[Website and app data records]
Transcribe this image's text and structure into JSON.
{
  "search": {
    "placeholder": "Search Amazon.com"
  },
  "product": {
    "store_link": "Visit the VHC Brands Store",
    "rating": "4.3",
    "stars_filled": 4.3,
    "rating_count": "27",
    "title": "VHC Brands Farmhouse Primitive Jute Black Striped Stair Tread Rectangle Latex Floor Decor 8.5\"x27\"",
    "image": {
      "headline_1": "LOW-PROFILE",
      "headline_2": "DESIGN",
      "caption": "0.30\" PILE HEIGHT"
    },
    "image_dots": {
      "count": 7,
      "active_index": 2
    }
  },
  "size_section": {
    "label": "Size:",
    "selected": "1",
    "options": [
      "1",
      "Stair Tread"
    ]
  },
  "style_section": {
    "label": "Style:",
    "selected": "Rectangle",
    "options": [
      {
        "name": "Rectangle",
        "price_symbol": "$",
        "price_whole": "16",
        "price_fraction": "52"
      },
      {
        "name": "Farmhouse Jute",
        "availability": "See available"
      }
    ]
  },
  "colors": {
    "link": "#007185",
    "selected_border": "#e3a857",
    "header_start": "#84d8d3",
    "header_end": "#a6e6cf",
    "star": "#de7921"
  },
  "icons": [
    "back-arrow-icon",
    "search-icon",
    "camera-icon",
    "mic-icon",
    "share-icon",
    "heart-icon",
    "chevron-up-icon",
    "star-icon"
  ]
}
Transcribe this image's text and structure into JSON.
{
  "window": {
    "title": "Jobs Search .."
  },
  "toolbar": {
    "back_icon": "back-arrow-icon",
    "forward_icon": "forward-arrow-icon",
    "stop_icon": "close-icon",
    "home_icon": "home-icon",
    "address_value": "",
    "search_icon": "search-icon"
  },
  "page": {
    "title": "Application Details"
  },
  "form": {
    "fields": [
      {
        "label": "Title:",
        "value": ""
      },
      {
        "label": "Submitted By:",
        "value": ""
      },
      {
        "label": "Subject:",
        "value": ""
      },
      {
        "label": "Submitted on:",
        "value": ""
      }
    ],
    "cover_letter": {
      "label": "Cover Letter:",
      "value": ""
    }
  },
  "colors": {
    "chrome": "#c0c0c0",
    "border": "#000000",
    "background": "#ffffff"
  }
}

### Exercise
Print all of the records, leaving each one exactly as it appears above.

### Answer for the task
Transcribe this image's text and structure into JSON.
{
  "search": {
    "placeholder": "Search Amazon.com"
  },
  "product": {
    "store_link": "Visit the VHC Brands Store",
    "rating": "4.3",
    "stars_filled": 4.3,
    "rating_count": "27",
    "title": "VHC Brands Farmhouse Primitive Jute Black Striped Stair Tread Rectangle Latex Floor Decor 8.5\"x27\"",
    "image": {
      "headline_1": "LOW-PROFILE",
      "headline_2": "DESIGN",
      "caption": "0.30\" PILE HEIGHT"
    },
    "image_dots": {
      "count": 7,
      "active_index": 2
    }
  },
  "size_section": {
    "label": "Size:",
    "selected": "1",
    "options": [
      "1",
      "Stair Tread"
    ]
  },
  "style_section": {
    "label": "Style:",
    "selected": "Rectangle",
    "options": [
      {
        "name": "Rectangle",
        "price_symbol": "$",
        "price_whole": "16",
        "price_fraction": "52"
      },
      {
        "name": "Farmhouse Jute",
        "availability": "See available"
      }
    ]
  },
  "colors": {
    "link": "#007185",
    "selected_border": "#e3a857",
    "header_start": "#84d8d3",
    "header_end": "#a6e6cf",
    "star": "#de7921"
  },
  "icons": [
    "back-arrow-icon",
    "search-icon",
    "camera-icon",
    "mic-icon",
    "share-icon",
    "heart-icon",
    "chevron-up-icon",
    "star-icon"
  ]
}
Transcribe this image's text and structure into JSON.
{
  "window": {
    "title": "Jobs Search .."
  },
  "toolbar": {
    "back_icon": "back-arrow-icon",
    "forward_icon": "forward-arrow-icon",
    "stop_icon": "close-icon",
    "home_icon": "home-icon",
    "address_value": "",
    "search_icon": "search-icon"
  },
  "page": {
    "title": "Application Details"
  },
  "form": {
    "fields": [
      {
        "label": "Title:",
        "value": ""
      },
      {
        "label": "Submitted By:",
        "value": ""
      },
      {
        "label": "Subject:",
        "value": ""
      },
      {
        "label": "Submitted on:",
        "value": ""
      }
    ],
    "cover_letter": {
      "label": "Cover Letter:",
      "value": ""
    }
  },
  "colors": {
    "chrome": "#c0c0c0",
    "border": "#000000",
    "background": "#ffffff"
  }
}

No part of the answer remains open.